We also told the story of the brave Ruby Bridges, who in 1960 at the tender age of six years old, by herself, integrates the William Frantz Elementary School in New Orleans, in the eerie, silent solitude.

And there was the untold story of Vinnette Carroll, the first Black woman to direct a play on Broadway with “Don’t Bother Me, I Can’t Cope.”

A junkyard and a drum master

On the entertainment front, we went back 50 years to re-watch Sanford and Son, the groundbreaking sit-com that broke barriers in television by changing the way audiences viewed Black entertainers while opening the doors for the flood of Black content we are witnessing today.

Kinda like professional wrestling, where Black wrestlers have dominated the Southern scene from the top ropes for decades.

Credit: Francis Wolff

Credit: Francis Wolff

We also went to school with Art Blakey, the mighty jazz drummer who trained and inspired a generation of musicians.

Of Hosea, Virgil and Tyler

We told the story of the long, bombastic life of civil rights icon Hosea Williams and the short, brilliant life of designer Virgil Abloh.

And we ended the series, as we always do, with a look toward the future.
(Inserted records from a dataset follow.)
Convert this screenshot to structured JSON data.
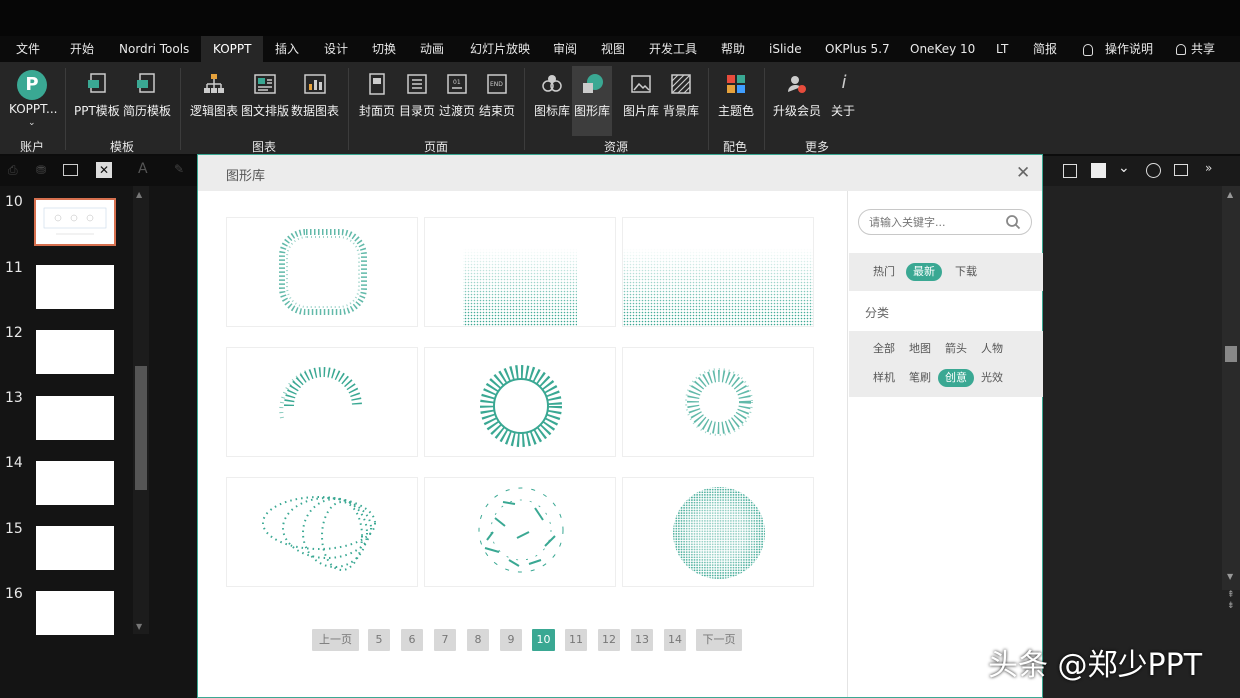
{
  "menu": [
    "文件",
    "开始",
    "Nordri Tools",
    "KOPPT",
    "插入",
    "设计",
    "切换",
    "动画",
    "幻灯片放映",
    "审阅",
    "视图",
    "开发工具",
    "帮助",
    "iSlide",
    "OKPlus 5.7",
    "OneKey 10",
    "LT",
    "简报",
    "操作说明",
    "共享"
  ],
  "ribbon": {
    "buttons": [
      "KOPPT...",
      "PPT模板",
      "简历模板",
      "逻辑图表",
      "图文排版",
      "数据图表",
      "封面页",
      "目录页",
      "过渡页",
      "结束页",
      "图标库",
      "图形库",
      "图片库",
      "背景库",
      "主题色",
      "升级会员",
      "关于"
    ],
    "groups": [
      "账户",
      "模板",
      "图表",
      "页面",
      "资源",
      "配色",
      "更多"
    ]
  },
  "slides": [
    "10",
    "11",
    "12",
    "13",
    "14",
    "15",
    "16"
  ],
  "dialog": {
    "title": "图形库",
    "search_placeholder": "请输入关键字...",
    "sort": [
      "热门",
      "最新",
      "下载"
    ],
    "category_label": "分类",
    "categories": [
      "全部",
      "地图",
      "箭头",
      "人物",
      "样机",
      "笔刷",
      "创意",
      "光效"
    ],
    "pager": [
      "上一页",
      "5",
      "6",
      "7",
      "8",
      "9",
      "10",
      "11",
      "12",
      "13",
      "14",
      "下一页"
    ],
    "current_page": "10",
    "active_sort": "最新",
    "active_category": "创意"
  },
  "watermark": "头条 @郑少PPT",
  "colors": {
    "accent": "#3aa893",
    "ribbon": "#262626",
    "dark": "#0b0b0b"
  }
}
This time with hot photographer and image-maker Tyler Mitchell.

When we were done, more than a dozen reporters wrote 24 new stories for the series, with four stories running from our six previous years of archives, which have been indexed on our new Black History Month Page.

Now, on to 2023.

ASAALH’s Dulaney said the theme will be Anti-Black Violence and Resistance.

Time to get to work.

Black History Month from AJC

This year, the AJC’s Black History Month series will focus on the role of resistance to forms of oppression in the Black community. In addition to the traditional stories that we do on African American pioneers, these pieces will run in our Living and A sections every day this month. You can also go to for more subscriber exclusives on the African American people, places and organizations that have changed the world.

Stories about resistance: Choose from a list of daily stories

Health and wellness series from 2022

Unapologetically ATL – For coverage of Black Atlanta culture


AJC Black History Month full coverage